The unopened flower buds are also delicious and come in their own wee packages which means you can steam them without losing any of their sensational flavour – a glamourous steamed accompaniment to fish. Add them peeled to stir-fries, deep fry in tempura batter or to pickles. Older leaves are not so appealing, but are still edible and make an excellent addition to a stock pot.
When the plant starts to die back for the year, you will still be able to harvest the flat, round seed pods which have an extraordinary taste. I have heard them variously described as tasting of orange peel, cardamon, coriander, ginger, liquorice and burned cedar – probably a combination of all of those is a fair reflection. They aren’t for everyone – a bit love-hate – polarising opinion about 70 (love) to 30 (hate) when people taste them on my walks. If you do taste the green seeds raw, I recommend you take just a tiny nibble first time round. Some people experience a tingling sensation on the tongue. I have heard of one case of someone suffering an allergic reaction, but of the thousands of people who have tried them on my walks, nobody has had any problem. Read more about the wild food, allergies, and the spectrum of edibility here.
When still green they are pungently bitter so a little goes a long way. I add the whole green casings as “flavour bombs” in curry mixes, or pickle them and toss through salads with smoked eggs or pickled fish.

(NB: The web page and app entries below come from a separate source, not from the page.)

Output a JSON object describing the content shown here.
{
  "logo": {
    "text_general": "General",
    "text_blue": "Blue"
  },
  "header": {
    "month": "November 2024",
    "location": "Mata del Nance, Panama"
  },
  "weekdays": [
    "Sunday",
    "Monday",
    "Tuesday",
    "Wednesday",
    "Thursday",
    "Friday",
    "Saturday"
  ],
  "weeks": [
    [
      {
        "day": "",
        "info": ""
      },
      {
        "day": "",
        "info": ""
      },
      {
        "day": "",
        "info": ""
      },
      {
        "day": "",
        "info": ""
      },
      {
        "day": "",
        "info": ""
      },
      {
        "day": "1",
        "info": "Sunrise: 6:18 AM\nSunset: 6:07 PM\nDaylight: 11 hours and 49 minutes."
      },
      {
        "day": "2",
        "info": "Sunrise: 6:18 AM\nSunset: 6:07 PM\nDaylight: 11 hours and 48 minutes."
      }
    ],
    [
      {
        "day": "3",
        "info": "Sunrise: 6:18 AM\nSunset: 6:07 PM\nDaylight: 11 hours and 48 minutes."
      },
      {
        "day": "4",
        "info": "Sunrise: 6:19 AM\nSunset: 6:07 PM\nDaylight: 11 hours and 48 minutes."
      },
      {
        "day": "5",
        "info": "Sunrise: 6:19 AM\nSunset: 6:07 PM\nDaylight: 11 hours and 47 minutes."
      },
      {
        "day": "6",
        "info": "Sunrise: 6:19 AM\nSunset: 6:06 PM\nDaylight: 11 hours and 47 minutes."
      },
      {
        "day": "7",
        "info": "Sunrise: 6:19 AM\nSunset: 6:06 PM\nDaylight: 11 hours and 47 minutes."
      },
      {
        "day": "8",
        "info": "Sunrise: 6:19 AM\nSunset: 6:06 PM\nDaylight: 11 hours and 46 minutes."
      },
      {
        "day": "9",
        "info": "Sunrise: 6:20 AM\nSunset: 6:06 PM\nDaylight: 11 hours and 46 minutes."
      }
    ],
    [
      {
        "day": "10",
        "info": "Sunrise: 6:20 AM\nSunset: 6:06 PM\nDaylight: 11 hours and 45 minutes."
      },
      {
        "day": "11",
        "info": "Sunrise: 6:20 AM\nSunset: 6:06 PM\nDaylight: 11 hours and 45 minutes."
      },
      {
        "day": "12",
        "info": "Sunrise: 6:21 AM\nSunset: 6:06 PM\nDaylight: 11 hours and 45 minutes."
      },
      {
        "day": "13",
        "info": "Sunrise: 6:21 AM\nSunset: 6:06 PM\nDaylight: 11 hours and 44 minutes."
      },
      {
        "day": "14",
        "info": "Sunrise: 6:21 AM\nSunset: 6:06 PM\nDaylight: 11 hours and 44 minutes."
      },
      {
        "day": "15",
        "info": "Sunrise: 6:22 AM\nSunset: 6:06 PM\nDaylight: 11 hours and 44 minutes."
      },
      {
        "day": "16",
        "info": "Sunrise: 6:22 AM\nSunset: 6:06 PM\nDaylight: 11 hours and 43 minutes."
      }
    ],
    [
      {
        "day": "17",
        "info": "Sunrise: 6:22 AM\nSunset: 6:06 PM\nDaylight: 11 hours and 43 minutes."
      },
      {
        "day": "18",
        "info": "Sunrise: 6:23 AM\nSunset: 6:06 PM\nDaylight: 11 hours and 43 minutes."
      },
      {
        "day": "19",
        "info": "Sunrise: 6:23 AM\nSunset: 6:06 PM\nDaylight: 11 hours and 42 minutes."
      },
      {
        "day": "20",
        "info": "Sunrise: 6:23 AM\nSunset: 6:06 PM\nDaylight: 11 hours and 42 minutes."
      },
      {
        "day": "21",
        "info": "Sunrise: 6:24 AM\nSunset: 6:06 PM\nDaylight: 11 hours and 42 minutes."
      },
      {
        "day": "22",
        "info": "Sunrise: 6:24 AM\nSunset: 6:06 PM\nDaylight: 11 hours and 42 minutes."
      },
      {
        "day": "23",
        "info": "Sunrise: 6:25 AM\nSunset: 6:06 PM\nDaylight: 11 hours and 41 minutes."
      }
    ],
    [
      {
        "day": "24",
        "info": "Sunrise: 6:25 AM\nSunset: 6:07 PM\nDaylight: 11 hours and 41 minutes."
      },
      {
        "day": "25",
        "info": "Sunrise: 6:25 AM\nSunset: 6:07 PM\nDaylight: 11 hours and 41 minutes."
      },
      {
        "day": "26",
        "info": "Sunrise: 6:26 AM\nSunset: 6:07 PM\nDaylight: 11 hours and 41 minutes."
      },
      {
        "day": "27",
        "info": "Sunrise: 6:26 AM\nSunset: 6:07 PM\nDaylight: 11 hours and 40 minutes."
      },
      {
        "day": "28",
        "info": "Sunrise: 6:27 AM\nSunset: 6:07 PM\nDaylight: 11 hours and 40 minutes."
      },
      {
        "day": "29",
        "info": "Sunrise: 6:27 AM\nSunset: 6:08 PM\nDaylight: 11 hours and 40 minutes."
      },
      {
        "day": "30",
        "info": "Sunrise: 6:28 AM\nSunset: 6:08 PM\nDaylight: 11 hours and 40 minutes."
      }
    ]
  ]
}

Try infusing them in hot butter then discard and use the butter like ghee in curries or for cooking fish or sauteing sea beet or other veg.
Green seed casings will dry out naturally on the plant, becoming papery disks which can be harvested from sheltered locations well into the winter. I harvest whole umbels then leave them to fully dry in a warm, airy room, before storing in bags. The seed casings drop off the umbels naturally in the bag. The flavour of dried seed casings (use the whole thing) is mellower, becoming more gingery and floral. The dry seeds of a very close relation to common hogweed, heracleum persicum, is widely used in Iranian cuisine, where the spice known as golpar, and used in savoury dishes. As with many spices, dry toasting the seeds before use lifts the aromatics.
The dry seed casings can be ground and used in baking – try adding them to flapjack or they make a sublime parkin. My friends Kath and Liz of Kather’s Kitchen and Forage Fine Foods came up with the original recipe and here it is. Note: Kather’s recipe uses only a tiny proportion of hogweed seeds. I can recommend subbing out most of the ginger and replacing it with up to four times the quantity of ground hogseeds, but you may prefer to start with the original recipe.
The dry seeds also work extremely well in drinks and cocktails. Try infusing them into vermouths and gin, or adding them as a mulling spice to winter warmers.
I like the seeds best of all as a wayside nibble – just one really gets the taste buds partying – especially with a single sea buckthorn berry! Kapow! I add hogweed seed bitters to my wild whisky sour cocktails.
Be sure not to mistake common hogweed for its big brother giant hogweed (heracleum mantegazzianum). This is not edible and is aggressively phototoxic. It grows much bigger – up to 5 metres – and has much more aggressively serrated leaves and a purple blotched bristly stem. A truly remarkable plant-triffid that you can almost see growing! Look out for previous year’s enormous canes and skeletal flower remains when leaves are just emerging. The three pictures below are all of giant hogweed.